Urban design would not have been front of mind when Danny Dorling wrote ‘Population 10 Billion’, but the text is riven with ideas connected to what it is that shapes our communities.
Dorling, a professor of Human Geography at the University of Sheffield and is also a visiting Professor at the University of Canterbury NZ, in the School of Social and Community Medicine of the University of Bristol and in the Department of Sociology, Goldsmiths, at the University of London. This short piece from his book tells a little of how he saw Melbourne when he visited in 1995:
“I’ve visited Australia only once, I 1995, for a conference on ‘Computers in Urban Planning and Urban Management’, back when some of us thought we only had to program our way out of trouble. I was driven around Melbourne, out past what appeared to be never-ending rows of detached homes each sitting in their own unsustainable garden, each requiring so much driving time into the city that I could stop feeling guilty over having flown halfway around the world just to go to a conference of fellow nerds. We finally reached the city limits, where they were still building new very low-density, very water needy housing. It was as if everyone wanted their own swimming pool.

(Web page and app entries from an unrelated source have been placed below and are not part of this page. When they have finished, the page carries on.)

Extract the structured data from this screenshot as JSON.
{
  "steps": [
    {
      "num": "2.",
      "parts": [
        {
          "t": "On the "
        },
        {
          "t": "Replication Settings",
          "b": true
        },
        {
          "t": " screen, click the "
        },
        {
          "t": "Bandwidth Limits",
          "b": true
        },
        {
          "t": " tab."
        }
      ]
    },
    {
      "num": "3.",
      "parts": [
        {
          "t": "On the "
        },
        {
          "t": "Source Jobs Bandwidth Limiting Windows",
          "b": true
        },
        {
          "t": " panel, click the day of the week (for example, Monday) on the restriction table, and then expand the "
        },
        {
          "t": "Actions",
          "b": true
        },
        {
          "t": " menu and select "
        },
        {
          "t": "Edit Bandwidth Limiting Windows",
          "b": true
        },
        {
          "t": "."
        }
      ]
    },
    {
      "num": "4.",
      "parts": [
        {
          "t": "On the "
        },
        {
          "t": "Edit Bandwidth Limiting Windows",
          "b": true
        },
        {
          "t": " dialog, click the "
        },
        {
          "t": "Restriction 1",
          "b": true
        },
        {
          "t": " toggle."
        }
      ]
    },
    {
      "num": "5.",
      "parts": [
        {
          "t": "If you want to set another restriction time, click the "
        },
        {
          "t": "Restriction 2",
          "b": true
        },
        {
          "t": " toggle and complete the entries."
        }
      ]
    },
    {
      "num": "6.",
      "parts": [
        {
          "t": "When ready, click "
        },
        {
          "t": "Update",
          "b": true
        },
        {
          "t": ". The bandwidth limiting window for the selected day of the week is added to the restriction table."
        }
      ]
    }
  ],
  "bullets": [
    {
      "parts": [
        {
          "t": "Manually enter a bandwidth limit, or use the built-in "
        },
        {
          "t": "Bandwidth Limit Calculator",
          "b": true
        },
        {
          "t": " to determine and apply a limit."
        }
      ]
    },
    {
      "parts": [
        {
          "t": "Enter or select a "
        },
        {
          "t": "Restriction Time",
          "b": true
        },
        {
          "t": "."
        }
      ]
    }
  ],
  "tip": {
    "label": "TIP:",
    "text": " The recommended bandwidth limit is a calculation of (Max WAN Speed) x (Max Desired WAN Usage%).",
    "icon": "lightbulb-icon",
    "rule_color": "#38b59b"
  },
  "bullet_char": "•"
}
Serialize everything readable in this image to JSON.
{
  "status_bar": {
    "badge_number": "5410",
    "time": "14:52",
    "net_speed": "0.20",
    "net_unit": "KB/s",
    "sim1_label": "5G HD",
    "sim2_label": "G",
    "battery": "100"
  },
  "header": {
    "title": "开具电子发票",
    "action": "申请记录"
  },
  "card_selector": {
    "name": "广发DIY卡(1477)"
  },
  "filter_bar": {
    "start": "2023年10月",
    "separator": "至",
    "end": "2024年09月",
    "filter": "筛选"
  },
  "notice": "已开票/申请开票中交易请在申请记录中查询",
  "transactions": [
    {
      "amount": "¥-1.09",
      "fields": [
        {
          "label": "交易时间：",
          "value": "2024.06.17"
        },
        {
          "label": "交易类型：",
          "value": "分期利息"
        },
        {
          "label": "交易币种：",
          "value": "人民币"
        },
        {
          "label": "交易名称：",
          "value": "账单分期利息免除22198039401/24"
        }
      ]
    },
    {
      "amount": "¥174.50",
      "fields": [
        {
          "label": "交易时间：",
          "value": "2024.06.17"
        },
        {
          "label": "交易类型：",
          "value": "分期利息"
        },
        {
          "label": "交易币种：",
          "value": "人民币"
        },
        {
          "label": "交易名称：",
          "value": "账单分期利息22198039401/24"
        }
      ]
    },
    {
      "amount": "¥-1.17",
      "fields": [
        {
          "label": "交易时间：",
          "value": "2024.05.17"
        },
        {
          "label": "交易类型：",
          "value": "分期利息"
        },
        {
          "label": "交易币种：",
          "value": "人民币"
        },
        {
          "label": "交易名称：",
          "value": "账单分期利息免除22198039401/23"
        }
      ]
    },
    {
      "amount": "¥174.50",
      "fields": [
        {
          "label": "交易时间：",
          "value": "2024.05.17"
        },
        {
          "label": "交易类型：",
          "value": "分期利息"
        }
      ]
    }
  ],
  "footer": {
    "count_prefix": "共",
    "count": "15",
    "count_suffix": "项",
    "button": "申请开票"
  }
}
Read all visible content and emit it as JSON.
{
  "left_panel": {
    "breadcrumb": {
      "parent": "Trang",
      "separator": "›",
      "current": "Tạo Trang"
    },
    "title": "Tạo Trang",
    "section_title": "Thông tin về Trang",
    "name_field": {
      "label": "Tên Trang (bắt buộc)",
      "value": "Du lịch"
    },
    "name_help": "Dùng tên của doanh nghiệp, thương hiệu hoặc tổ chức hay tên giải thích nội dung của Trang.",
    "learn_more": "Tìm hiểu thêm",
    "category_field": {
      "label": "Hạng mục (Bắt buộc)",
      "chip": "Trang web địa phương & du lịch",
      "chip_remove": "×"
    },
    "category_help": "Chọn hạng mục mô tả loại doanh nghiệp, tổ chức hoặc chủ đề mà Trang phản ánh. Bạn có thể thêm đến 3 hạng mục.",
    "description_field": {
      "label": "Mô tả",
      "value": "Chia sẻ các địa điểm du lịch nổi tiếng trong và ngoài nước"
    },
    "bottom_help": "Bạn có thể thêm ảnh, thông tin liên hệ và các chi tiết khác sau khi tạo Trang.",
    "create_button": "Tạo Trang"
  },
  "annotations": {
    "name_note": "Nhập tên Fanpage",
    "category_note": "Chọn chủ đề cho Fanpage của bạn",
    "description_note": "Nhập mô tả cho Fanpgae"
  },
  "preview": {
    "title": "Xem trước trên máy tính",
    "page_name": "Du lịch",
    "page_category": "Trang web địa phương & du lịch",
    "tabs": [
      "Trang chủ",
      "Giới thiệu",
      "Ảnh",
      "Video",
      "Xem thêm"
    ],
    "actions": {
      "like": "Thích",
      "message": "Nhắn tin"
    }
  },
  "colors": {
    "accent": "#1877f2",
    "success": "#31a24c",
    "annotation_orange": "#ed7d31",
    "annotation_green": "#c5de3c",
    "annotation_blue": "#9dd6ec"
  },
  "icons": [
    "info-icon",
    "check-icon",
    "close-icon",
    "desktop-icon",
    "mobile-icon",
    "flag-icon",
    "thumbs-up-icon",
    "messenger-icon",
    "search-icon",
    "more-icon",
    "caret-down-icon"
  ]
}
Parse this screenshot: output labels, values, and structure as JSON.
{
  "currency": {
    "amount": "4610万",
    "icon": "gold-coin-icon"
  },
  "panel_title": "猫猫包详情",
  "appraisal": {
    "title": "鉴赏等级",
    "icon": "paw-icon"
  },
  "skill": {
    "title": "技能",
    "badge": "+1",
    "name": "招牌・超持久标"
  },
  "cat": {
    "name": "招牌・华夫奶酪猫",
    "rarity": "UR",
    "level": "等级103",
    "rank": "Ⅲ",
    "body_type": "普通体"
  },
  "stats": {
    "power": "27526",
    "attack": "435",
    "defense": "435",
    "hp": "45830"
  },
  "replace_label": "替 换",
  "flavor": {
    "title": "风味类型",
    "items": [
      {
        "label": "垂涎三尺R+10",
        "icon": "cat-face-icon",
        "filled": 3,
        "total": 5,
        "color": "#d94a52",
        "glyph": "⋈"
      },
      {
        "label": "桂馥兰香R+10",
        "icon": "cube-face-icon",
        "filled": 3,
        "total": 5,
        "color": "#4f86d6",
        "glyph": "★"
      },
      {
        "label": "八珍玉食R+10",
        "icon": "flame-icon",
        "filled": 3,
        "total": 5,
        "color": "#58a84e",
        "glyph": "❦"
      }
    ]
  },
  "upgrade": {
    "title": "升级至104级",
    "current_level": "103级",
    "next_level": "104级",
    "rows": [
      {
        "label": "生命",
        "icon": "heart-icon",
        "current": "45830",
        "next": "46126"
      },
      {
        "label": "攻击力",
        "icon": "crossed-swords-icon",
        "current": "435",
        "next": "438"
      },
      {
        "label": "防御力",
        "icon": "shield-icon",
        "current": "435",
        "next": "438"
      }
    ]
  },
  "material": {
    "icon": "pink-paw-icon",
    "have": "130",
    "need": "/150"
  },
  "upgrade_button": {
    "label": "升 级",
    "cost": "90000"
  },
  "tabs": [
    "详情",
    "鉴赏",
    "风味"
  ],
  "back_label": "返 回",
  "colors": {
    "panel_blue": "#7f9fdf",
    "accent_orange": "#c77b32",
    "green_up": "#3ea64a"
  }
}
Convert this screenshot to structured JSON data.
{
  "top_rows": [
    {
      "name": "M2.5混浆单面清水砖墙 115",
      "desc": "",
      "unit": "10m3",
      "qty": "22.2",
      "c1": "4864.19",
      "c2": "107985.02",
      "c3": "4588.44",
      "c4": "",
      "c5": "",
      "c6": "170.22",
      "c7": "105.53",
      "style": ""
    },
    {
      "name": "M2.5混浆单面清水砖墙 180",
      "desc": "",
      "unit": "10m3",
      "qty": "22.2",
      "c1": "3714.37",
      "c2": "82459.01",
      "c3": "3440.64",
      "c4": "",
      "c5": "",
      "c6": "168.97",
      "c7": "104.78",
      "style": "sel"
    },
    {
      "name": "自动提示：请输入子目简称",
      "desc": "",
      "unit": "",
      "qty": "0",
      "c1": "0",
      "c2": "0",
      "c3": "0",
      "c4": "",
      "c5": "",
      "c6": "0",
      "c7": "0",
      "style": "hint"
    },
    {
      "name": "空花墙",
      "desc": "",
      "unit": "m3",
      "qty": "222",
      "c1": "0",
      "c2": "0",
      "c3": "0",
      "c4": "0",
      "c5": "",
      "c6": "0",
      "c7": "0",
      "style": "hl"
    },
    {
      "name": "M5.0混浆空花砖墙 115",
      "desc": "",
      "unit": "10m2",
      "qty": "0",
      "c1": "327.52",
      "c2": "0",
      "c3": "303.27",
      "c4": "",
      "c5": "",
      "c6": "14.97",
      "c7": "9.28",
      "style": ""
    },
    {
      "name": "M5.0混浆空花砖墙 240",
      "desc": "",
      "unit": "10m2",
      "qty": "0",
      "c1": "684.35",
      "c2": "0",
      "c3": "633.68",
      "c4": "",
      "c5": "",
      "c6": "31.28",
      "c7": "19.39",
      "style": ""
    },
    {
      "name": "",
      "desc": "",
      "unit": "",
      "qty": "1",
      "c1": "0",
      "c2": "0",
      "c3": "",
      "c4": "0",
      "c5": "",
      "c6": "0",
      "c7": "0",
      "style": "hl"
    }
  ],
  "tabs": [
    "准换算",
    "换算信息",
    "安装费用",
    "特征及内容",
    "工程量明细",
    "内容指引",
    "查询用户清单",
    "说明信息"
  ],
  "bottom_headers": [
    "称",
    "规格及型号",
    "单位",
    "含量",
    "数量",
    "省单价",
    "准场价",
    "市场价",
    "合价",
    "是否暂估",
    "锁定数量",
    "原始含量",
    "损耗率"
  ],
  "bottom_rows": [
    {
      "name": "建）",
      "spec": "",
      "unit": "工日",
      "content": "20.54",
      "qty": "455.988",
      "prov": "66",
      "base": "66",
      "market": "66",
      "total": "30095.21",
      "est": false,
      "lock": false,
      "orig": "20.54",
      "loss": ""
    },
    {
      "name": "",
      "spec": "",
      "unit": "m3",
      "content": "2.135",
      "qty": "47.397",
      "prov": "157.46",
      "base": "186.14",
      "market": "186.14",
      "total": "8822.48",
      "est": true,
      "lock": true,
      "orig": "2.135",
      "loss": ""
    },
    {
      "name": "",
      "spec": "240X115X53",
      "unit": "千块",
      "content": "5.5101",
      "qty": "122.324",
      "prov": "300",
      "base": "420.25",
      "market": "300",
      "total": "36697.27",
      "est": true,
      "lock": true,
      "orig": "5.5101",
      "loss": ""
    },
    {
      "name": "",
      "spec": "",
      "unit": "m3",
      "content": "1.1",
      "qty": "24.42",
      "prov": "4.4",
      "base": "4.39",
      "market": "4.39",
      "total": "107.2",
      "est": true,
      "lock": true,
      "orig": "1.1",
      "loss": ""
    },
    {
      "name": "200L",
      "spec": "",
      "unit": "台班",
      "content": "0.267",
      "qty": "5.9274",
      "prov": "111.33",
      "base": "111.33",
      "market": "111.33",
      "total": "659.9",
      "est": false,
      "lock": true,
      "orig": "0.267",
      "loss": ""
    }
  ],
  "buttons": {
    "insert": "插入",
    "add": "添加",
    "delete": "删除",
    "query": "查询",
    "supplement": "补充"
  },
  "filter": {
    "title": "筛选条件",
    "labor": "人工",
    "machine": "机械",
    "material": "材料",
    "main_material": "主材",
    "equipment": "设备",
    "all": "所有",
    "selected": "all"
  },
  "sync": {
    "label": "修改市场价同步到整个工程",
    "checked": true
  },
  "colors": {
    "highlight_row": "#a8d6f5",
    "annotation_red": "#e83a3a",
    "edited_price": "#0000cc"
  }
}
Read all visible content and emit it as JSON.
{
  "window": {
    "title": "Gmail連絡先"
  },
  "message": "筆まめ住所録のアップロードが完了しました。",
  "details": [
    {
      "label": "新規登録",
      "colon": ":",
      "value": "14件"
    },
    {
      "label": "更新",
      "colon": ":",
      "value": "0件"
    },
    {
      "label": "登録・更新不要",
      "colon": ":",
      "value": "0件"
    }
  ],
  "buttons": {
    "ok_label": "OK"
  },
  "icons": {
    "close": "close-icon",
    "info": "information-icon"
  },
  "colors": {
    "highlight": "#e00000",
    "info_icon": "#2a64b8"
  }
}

Fifteen years on, and even further out from the centre of Melbourne urban sprawl has continued almost unabated. The billboards for property developments such as ‘Renaissance Rise’ and ‘Woodlands Waters’ have beneath them, as one contemporary commentator on the ground put it:..luxuriant fronds a fake green grass. Irony is not a characteristic of real estate promotion, but I had to wonder if a tongue was firmly in a cheek when the copywriter came up with the line on the next billboard: ‘Kiss the urban sprawl goodbye’ … A friendly salesman extolled the virtues of country life – though he admitted to living further west, in Sunbury, along another of Melbourne’s stretching suburban fingers. ‘It’s much safer than the inner-city,’ he said, ‘There is no crime, no theft, no need to lock your door.’ (I refrained from asking why all the display homes were equipped with burglar alarms. Maybe the alarms are there in anticipation that those areas will become more ‘inner-city’ as sprawl goes on and on).
In some ways, standards of living in Melbourne have deteriorated in the last two years. On 3 October 2012, the city’s entire road system appeared to shut down due to too much traffic and computer software crashing on the control systems on road tunnels. The government’s response was to say that they needed to build another road across the city. A caller to the local radio station explained, instead: “Each time we look for the basic cause of these problems, and the basic cause is suburban sprawl”. What is changing in places like Melbourne is that today, it is callers to radio shows who can explain the problem. Seventeen years earlier, it was a few town planners with computer models who were suggesting that all might not be well.
As Peter Mares, the contemporary commentator from 2010, put it when talking about Mernda, the most recently build outlying Melbourne suburb: The problem is not such the escalation of our numbers but the escalation of our wants. Growing up in a house with only one bathroom did not mean my childhood deprived. My parents were not unhappy because they lacked on en-suite and walk-in wardrobe. The average floor area of new homes increased by 40 per cent between the mid-1980s and the early 2000s, even though the average number of people per household fell sharply during the same period. Our homes our now the largest in the world, though the blocks they cover are no larger. Mernda, in the aptly named Plenty Valley, is just one of many sites of collision between our growing numbers and over ever-inflating aspirations for ‘life-style without compromise’.
Just two years later, the citizens of Mernda found that the roads to downtown Melbourne were blocked with all the other commuters’ cars. Australia shows how even in the most spacious of lands, it is possible to quickly exhaust carrying capacity by asking the land to carry us, our cars, our gardens, en-suites, walk-in wardrobes and idylls of living apart from each other in the way that cannot work. What went wrong in Australia was too little value given to time, and an overconsumption of energy.
Dorling, sees himself as a ‘practical possibilist’ and fellow author Stephen Emmott, who is the head of Computational Science at Microsoft Research in Cambridge, UK, and who has written “10 Billion”, as an ‘angry pessimist’.
Urban design and population appear inextricably linked and anyone interested in the future shape of our towns and cities could learn from Dorling’s book: ‘Population 10 Billion’, published by Constable ISBN 1780334915.